**Collected data**
________________________________________

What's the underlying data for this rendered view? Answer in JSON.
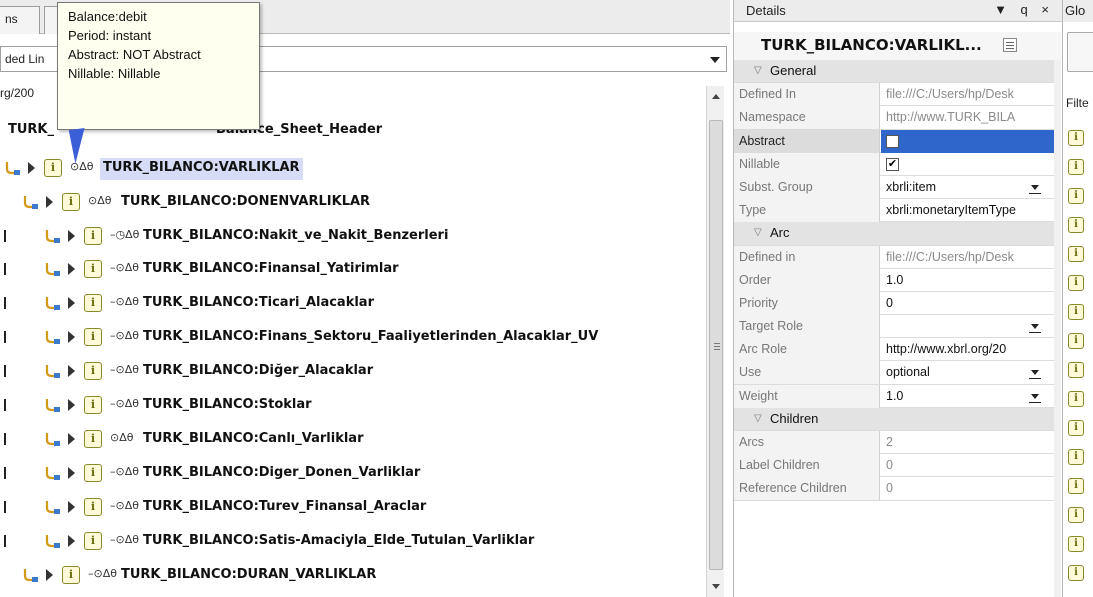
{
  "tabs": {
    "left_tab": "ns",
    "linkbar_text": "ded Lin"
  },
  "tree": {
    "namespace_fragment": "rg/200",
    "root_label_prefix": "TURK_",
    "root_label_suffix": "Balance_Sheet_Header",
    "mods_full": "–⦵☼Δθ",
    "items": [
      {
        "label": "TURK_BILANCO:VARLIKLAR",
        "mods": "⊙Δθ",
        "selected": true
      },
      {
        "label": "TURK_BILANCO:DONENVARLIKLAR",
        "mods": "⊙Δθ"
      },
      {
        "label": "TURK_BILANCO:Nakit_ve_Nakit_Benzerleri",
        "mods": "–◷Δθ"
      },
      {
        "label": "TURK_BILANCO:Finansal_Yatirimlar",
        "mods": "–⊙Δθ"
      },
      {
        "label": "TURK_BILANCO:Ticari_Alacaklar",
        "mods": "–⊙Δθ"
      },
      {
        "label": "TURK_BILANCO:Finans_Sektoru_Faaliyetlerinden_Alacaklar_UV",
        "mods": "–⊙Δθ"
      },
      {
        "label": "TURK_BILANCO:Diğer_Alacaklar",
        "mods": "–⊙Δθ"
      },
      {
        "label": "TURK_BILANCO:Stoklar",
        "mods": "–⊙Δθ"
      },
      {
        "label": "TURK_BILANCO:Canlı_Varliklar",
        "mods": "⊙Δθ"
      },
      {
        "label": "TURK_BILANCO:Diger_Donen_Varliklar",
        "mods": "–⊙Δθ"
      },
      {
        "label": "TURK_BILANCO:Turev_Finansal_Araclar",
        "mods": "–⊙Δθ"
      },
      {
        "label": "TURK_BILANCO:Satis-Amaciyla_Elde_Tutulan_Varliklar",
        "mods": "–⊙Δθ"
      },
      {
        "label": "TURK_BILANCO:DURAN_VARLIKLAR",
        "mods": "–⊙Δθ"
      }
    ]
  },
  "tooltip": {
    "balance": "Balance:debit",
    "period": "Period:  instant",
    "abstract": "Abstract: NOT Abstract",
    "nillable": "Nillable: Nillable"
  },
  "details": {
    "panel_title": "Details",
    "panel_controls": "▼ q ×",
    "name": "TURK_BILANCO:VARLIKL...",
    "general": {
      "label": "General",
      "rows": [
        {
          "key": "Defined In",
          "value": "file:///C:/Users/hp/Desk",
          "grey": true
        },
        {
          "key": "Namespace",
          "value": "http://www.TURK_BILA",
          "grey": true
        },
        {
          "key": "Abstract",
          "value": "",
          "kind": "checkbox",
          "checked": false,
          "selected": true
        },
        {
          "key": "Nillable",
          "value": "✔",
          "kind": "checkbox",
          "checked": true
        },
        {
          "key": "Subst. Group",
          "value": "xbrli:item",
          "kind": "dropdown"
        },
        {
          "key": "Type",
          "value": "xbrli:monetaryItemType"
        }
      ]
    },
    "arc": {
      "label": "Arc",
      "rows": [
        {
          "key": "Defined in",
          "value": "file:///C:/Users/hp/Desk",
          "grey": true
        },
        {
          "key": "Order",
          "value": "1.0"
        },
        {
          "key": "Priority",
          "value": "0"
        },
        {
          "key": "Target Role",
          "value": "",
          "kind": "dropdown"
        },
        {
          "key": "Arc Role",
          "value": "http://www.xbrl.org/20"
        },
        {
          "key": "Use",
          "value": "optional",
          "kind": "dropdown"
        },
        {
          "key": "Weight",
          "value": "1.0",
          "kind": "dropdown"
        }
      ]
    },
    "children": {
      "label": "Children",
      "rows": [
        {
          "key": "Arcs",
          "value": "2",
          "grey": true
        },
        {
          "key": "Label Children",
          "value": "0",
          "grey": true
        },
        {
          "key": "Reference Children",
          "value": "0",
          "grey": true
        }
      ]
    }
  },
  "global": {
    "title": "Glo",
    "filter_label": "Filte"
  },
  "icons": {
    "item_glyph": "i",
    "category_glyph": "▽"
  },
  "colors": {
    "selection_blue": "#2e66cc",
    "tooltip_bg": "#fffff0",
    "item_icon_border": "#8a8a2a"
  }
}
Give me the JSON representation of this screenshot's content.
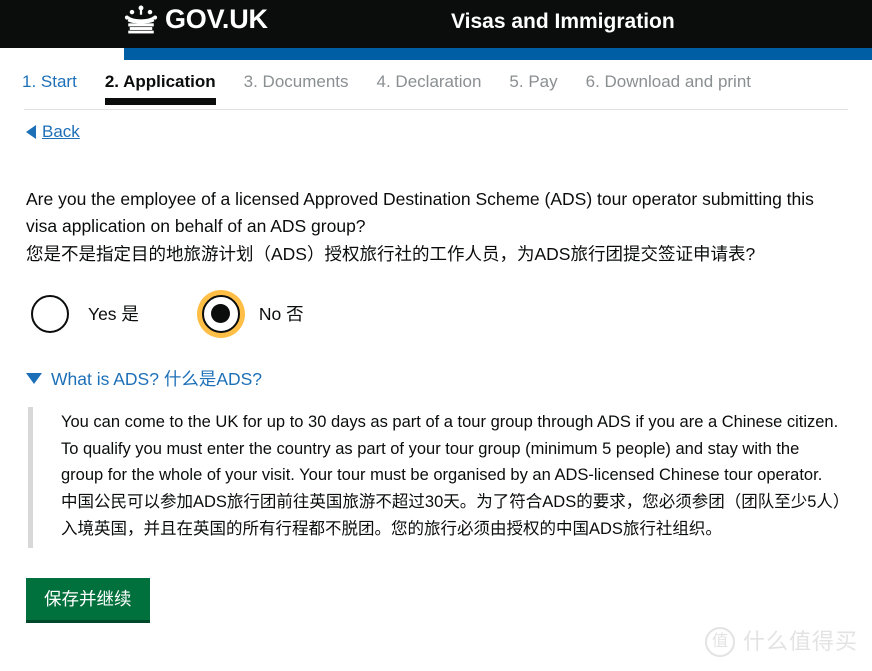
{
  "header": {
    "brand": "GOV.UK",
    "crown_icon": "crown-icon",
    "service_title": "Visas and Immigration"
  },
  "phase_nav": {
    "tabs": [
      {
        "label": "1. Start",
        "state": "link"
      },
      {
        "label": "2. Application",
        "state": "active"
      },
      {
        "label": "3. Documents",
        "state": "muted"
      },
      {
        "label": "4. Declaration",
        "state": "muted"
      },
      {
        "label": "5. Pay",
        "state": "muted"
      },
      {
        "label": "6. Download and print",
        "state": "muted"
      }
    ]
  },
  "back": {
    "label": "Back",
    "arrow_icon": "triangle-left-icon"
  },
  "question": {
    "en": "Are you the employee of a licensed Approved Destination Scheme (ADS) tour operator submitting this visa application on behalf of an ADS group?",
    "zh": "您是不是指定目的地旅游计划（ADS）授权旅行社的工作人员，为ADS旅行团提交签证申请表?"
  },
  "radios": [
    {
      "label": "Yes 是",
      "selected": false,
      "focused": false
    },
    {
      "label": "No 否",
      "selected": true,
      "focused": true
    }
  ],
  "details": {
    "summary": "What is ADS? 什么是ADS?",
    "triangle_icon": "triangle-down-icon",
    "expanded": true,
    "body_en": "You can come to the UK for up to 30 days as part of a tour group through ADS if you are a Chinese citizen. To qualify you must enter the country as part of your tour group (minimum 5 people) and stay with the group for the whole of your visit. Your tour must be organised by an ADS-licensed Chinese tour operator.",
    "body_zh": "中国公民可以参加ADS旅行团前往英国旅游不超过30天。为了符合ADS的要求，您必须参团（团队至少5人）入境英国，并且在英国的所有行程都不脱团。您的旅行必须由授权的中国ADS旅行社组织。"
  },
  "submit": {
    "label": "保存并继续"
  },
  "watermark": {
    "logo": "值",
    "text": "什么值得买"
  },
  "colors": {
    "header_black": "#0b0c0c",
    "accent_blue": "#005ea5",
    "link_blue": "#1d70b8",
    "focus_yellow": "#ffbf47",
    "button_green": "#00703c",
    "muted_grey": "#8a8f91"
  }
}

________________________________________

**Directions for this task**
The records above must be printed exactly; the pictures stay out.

**Output for this exercise**
What's the underlying data for this rendered view? Answer in JSON.
{
  "tabs": {
    "left_tab": "ns",
    "linkbar_text": "ded Lin"
  },
  "tree": {
    "namespace_fragment": "rg/200",
    "root_label_prefix": "TURK_",
    "root_label_suffix": "Balance_Sheet_Header",
    "mods_full": "–⦵☼Δθ",
    "items": [
      {
        "label": "TURK_BILANCO:VARLIKLAR",
        "mods": "⊙Δθ",
        "selected": true
      },
      {
        "label": "TURK_BILANCO:DONENVARLIKLAR",
        "mods": "⊙Δθ"
      },
      {
        "label": "TURK_BILANCO:Nakit_ve_Nakit_Benzerleri",
        "mods": "–◷Δθ"
      },
      {
        "label": "TURK_BILANCO:Finansal_Yatirimlar",
        "mods": "–⊙Δθ"
      },
      {
        "label": "TURK_BILANCO:Ticari_Alacaklar",
        "mods": "–⊙Δθ"
      },
      {
        "label": "TURK_BILANCO:Finans_Sektoru_Faaliyetlerinden_Alacaklar_UV",
        "mods": "–⊙Δθ"
      },
      {
        "label": "TURK_BILANCO:Diğer_Alacaklar",
        "mods": "–⊙Δθ"
      },
      {
        "label": "TURK_BILANCO:Stoklar",
        "mods": "–⊙Δθ"
      },
      {
        "label": "TURK_BILANCO:Canlı_Varliklar",
        "mods": "⊙Δθ"
      },
      {
        "label": "TURK_BILANCO:Diger_Donen_Varliklar",
        "mods": "–⊙Δθ"
      },
      {
        "label": "TURK_BILANCO:Turev_Finansal_Araclar",
        "mods": "–⊙Δθ"
      },
      {
        "label": "TURK_BILANCO:Satis-Amaciyla_Elde_Tutulan_Varliklar",
        "mods": "–⊙Δθ"
      },
      {
        "label": "TURK_BILANCO:DURAN_VARLIKLAR",
        "mods": "–⊙Δθ"
      }
    ]
  },
  "tooltip": {
    "balance": "Balance:debit",
    "period": "Period:  instant",
    "abstract": "Abstract: NOT Abstract",
    "nillable": "Nillable: Nillable"
  },
  "details": {
    "panel_title": "Details",
    "panel_controls": "▼ q ×",
    "name": "TURK_BILANCO:VARLIKL...",
    "general": {
      "label": "General",
      "rows": [
        {
          "key": "Defined In",
          "value": "file:///C:/Users/hp/Desk",
          "grey": true
        },
        {
          "key": "Namespace",
          "value": "http://www.TURK_BILA",
          "grey": true
        },
        {
          "key": "Abstract",
          "value": "",
          "kind": "checkbox",
          "checked": false,
          "selected": true
        },
        {
          "key": "Nillable",
          "value": "✔",
          "kind": "checkbox",
          "checked": true
        },
        {
          "key": "Subst. Group",
          "value": "xbrli:item",
          "kind": "dropdown"
        },
        {
          "key": "Type",
          "value": "xbrli:monetaryItemType"
        }
      ]
    },
    "arc": {
      "label": "Arc",
      "rows": [
        {
          "key": "Defined in",
          "value": "file:///C:/Users/hp/Desk",
          "grey": true
        },
        {
          "key": "Order",
          "value": "1.0"
        },
        {
          "key": "Priority",
          "value": "0"
        },
        {
          "key": "Target Role",
          "value": "",
          "kind": "dropdown"
        },
        {
          "key": "Arc Role",
          "value": "http://www.xbrl.org/20"
        },
        {
          "key": "Use",
          "value": "optional",
          "kind": "dropdown"
        },
        {
          "key": "Weight",
          "value": "1.0",
          "kind": "dropdown"
        }
      ]
    },
    "children": {
      "label": "Children",
      "rows": [
        {
          "key": "Arcs",
          "value": "2",
          "grey": true
        },
        {
          "key": "Label Children",
          "value": "0",
          "grey": true
        },
        {
          "key": "Reference Children",
          "value": "0",
          "grey": true
        }
      ]
    }
  },
  "global": {
    "title": "Glo",
    "filter_label": "Filte"
  },
  "icons": {
    "item_glyph": "i",
    "category_glyph": "▽"
  },
  "colors": {
    "selection_blue": "#2e66cc",
    "tooltip_bg": "#fffff0",
    "item_icon_border": "#8a8a2a"
  }
}
Give me the JSON representation of this screenshot's content.
{
  "header": {
    "brand": "GOV.UK",
    "crown_icon": "crown-icon",
    "service_title": "Visas and Immigration"
  },
  "phase_nav": {
    "tabs": [
      {
        "label": "1. Start",
        "state": "link"
      },
      {
        "label": "2. Application",
        "state": "active"
      },
      {
        "label": "3. Documents",
        "state": "muted"
      },
      {
        "label": "4. Declaration",
        "state": "muted"
      },
      {
        "label": "5. Pay",
        "state": "muted"
      },
      {
        "label": "6. Download and print",
        "state": "muted"
      }
    ]
  },
  "back": {
    "label": "Back",
    "arrow_icon": "triangle-left-icon"
  },
  "question": {
    "en": "Are you the employee of a licensed Approved Destination Scheme (ADS) tour operator submitting this visa application on behalf of an ADS group?",
    "zh": "您是不是指定目的地旅游计划（ADS）授权旅行社的工作人员，为ADS旅行团提交签证申请表?"
  },
  "radios": [
    {
      "label": "Yes 是",
      "selected": false,
      "focused": false
    },
    {
      "label": "No 否",
      "selected": true,
      "focused": true
    }
  ],
  "details": {
    "summary": "What is ADS? 什么是ADS?",
    "triangle_icon": "triangle-down-icon",
    "expanded": true,
    "body_en": "You can come to the UK for up to 30 days as part of a tour group through ADS if you are a Chinese citizen. To qualify you must enter the country as part of your tour group (minimum 5 people) and stay with the group for the whole of your visit. Your tour must be organised by an ADS-licensed Chinese tour operator.",
    "body_zh": "中国公民可以参加ADS旅行团前往英国旅游不超过30天。为了符合ADS的要求，您必须参团（团队至少5人）入境英国，并且在英国的所有行程都不脱团。您的旅行必须由授权的中国ADS旅行社组织。"
  },
  "submit": {
    "label": "保存并继续"
  },
  "watermark": {
    "logo": "值",
    "text": "什么值得买"
  },
  "colors": {
    "header_black": "#0b0c0c",
    "accent_blue": "#005ea5",
    "link_blue": "#1d70b8",
    "focus_yellow": "#ffbf47",
    "button_green": "#00703c",
    "muted_grey": "#8a8f91"
  }
}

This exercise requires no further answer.